I got a copy of Frank Herbert’s Dune for my 13th birthday, mere weeks before David Lynch’s film of it hit theaters, and promptly didn’t read it. Too daunting. That anyone would even consider filming it boggles my mind. Lynch’s was a nice try, but a little laughable, while the SyFy Channel’s 2000 miniseries was better and did well enough ratings-wise that the network followed it up in 2003 with Children of Dune, which featured a relatively unknown James McAvoy.
Unbeknownst to me, until now, notable Chilean director Alejandro Jodorowsky also took a stab at an adaptation, in the mid-1970’s, but for reasons financial it never happened. If you know of his films—Fando y Lis, El Topo and The Holy Mountain, among others—then you have an inkling as to how bizarre his version of Herbert’s 1965 sci-fi opus might have turned out. More bizarre even than that of Lynch, himself a master of the bizarre.
I myself have never seen any of Jodorowsky’s movies—blasphemy, I know—and base my presumption on the clips of them shown in Jodorowsky’s Dune, a mesmerizing account of how Jodorowsky went about putting together his ambitious almost-adaptation, recounted mainly via interviews with the director himself and his son and others—including the late H.R. Giger, who designed the alien in Alien—associated with the ill-fated endeavor.
Most important to the telling here are the storyboards late French artist Jean Giraud created outlining Jodorowsky’s entire vision of the film, which Jodorowsky preserved in a massive book he refers to throughout the film, and of which director Frank Pavich makes very inventive use. At times he brings the drawings to motion-comic life, giving us a real idea how certain scenes would have physically played out. Perhaps the best example of this is his rendering of Jodorowsky’s grand opening shot, which was apparently inspired by the opening shot in Touch of Evil.
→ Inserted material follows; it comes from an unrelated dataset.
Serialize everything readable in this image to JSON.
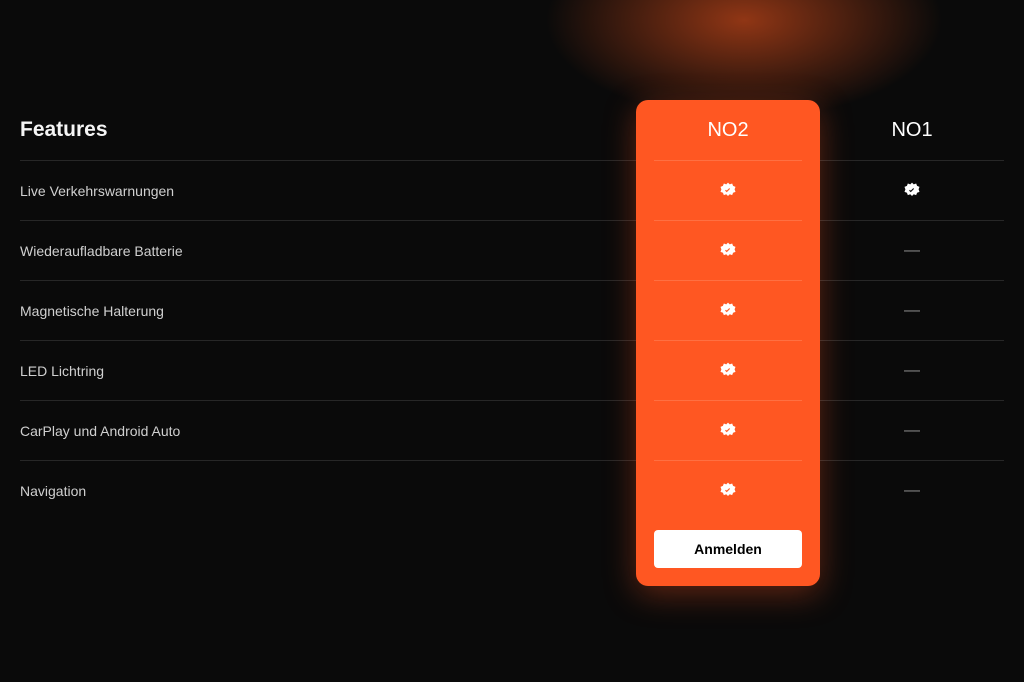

While the drawings are certainly cool, and prove that this never-filmed film was worth making a documentary about, the real enjoyment emanates from Jodorowsky himself. Even some forty years later, he vividly recalls how he would have made his Dune, and relates it with a contagious enthusiasm that belies his 85 years. He practically vibrates with excitement. He’s honest, too, particularly about his meeting with famed visual effects artist Douglas Trumbull.
Jodorowsky evidently became juiced to make movies again as a result of this project, the result being The Dance of Reality, his first directorial effort in nearly twenty-five years. But his near-miss at bringing an iconic sci-fi tome to the screen will probably remain just that. In some ways, it’s too bad we have this film about it, that we know about a movie that would have involved Orson Welles, Mick Jagger, Salvador Dali (!) and Pink Floyd, and would probably have rivaled The Rocky Horror Picture Show as the ultimate midnight-movie experience. – [DVD] [Blu-Ray]
DVD Release Date: 7/8/14